If your small business supplies goods or services to large customers, supply chain financing is right for you. Supply chain financing is also commonly called reverse factoring, and it is a form of factoring in which the high credit of a large purchaser is substituted for the credit rating of a supplier to get a lower factoring cost to the supplier. This results in a win-win situation for both the buyer and supplier and each can use the cash for other operations. The buyer can optimize the working capital, and the supplier generates additional cash flow.
Things You Need to Know About Supply Chain Financing
- It is not a loan: supply chain financing is an extension of the buyer’s accounts payable, and not financial debt.
- It is not tied to a single bank: supply chain finance has multibank capability.
- It is not for only large companies: it is ideal for any business no matter the size.
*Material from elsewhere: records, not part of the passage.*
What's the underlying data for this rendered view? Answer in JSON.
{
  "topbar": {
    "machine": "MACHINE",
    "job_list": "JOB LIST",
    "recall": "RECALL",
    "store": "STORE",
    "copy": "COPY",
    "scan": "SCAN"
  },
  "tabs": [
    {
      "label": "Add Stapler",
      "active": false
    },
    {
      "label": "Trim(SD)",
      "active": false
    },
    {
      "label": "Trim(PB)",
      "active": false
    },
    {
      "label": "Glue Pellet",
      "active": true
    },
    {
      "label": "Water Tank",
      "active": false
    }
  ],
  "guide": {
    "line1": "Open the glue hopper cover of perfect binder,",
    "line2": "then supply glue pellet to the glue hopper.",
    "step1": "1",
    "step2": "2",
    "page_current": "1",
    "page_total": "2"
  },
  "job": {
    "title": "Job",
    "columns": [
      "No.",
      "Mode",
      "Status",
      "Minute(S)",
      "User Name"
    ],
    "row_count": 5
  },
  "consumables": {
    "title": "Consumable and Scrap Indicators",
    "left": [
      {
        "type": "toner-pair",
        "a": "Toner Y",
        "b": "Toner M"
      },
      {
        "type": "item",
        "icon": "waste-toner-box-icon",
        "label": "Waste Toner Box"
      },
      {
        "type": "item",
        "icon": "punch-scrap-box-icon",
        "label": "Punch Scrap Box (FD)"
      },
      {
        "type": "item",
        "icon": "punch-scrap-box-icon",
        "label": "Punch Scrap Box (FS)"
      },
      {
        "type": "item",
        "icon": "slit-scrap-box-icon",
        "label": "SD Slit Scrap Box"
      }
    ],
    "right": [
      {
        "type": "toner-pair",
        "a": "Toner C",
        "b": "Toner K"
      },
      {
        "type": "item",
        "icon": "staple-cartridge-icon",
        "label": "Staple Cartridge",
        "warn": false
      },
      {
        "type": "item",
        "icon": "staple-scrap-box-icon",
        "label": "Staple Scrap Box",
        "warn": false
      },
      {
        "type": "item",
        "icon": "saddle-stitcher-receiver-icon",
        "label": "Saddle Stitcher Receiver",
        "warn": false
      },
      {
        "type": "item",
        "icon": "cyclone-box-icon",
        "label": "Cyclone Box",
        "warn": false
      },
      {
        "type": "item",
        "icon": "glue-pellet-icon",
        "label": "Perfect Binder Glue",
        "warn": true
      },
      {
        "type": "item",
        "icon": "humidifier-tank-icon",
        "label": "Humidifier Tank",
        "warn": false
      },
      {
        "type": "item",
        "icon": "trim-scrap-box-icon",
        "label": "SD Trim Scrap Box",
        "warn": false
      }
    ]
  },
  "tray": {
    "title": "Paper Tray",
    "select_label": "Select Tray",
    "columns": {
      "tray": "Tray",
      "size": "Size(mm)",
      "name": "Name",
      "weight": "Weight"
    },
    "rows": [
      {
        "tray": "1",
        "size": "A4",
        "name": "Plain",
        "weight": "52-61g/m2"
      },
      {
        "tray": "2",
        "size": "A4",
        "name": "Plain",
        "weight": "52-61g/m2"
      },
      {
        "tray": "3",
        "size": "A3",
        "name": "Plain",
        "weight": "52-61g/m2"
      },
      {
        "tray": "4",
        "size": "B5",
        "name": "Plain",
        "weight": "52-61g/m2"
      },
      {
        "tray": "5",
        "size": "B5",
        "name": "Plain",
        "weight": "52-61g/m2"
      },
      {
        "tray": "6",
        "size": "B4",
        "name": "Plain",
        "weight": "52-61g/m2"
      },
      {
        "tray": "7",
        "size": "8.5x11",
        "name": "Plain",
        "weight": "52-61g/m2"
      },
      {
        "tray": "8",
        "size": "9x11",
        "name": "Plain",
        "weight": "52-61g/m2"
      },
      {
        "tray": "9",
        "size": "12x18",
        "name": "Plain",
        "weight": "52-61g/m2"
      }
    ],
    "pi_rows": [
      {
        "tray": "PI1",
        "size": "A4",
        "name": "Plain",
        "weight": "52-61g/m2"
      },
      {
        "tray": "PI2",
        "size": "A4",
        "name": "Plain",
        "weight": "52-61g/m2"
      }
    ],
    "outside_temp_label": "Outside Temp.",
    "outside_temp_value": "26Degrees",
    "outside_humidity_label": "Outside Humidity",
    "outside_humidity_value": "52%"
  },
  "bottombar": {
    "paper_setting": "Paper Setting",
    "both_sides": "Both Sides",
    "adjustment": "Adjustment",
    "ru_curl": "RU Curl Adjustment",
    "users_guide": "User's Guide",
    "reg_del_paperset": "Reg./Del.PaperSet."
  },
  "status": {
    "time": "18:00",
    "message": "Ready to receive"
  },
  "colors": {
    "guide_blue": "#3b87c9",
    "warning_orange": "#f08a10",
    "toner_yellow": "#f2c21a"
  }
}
Supply chain financing works best when the buyer has a better credit rating than the seller. This allows for buyers to negotiate better terms like extending payment schedules. The seller then can receive payment immediately.
Who Benefits from Supply Chain Financing?
Supply chain financing benefits for companies including electronics, automotive, retail, manufacturing and more. It works for companies that are on both sides of the supply chain. Unlike other types of receivable finance techniques like factoring, supply chain financing is set up by the buyer instead of the supplier.
Benefits for the suppliers:
- Optimize working capital
- Little financial risk - insurance is sorted through a supply chain financier
- Access lower cost funding
- Improve cash forecasting accuracy
- Helps provide liquidity and reduces financing costs
- Does not cost extra for the supplier
- Suppliers can get paid earlier than their usual 30-day credit terms
Benefits for the buyers:
- Optimize working capital
- Buyers can maintain a healthy balance sheet
- Improve the health of the supply chain
- Strengthen relationships with suppliers
- Buyers can work with complex end-to-end supply chains
- Promotes competition/ diversity in suppliers
How Does Supply Chain Financing Work?
The buyer enters into an agreement with a supply chain finance provider and invite suppliers to join. Some programs that have supply chain finance are funded by a finance provider or a single bank. When the supply chain financing program is up and running, the supplier can request early payment on the invoices.
The Supply Chain Finance Process
- Buyer purchases goods or services from the supplier
- Supplier issues their invoice to the buyer with a payment due date
- Buyer approves invoice payment
- Supplier requests early payment on the invoice
- Funder sends payment to the supplier
- Buyer pays the funder on the due date on the invoice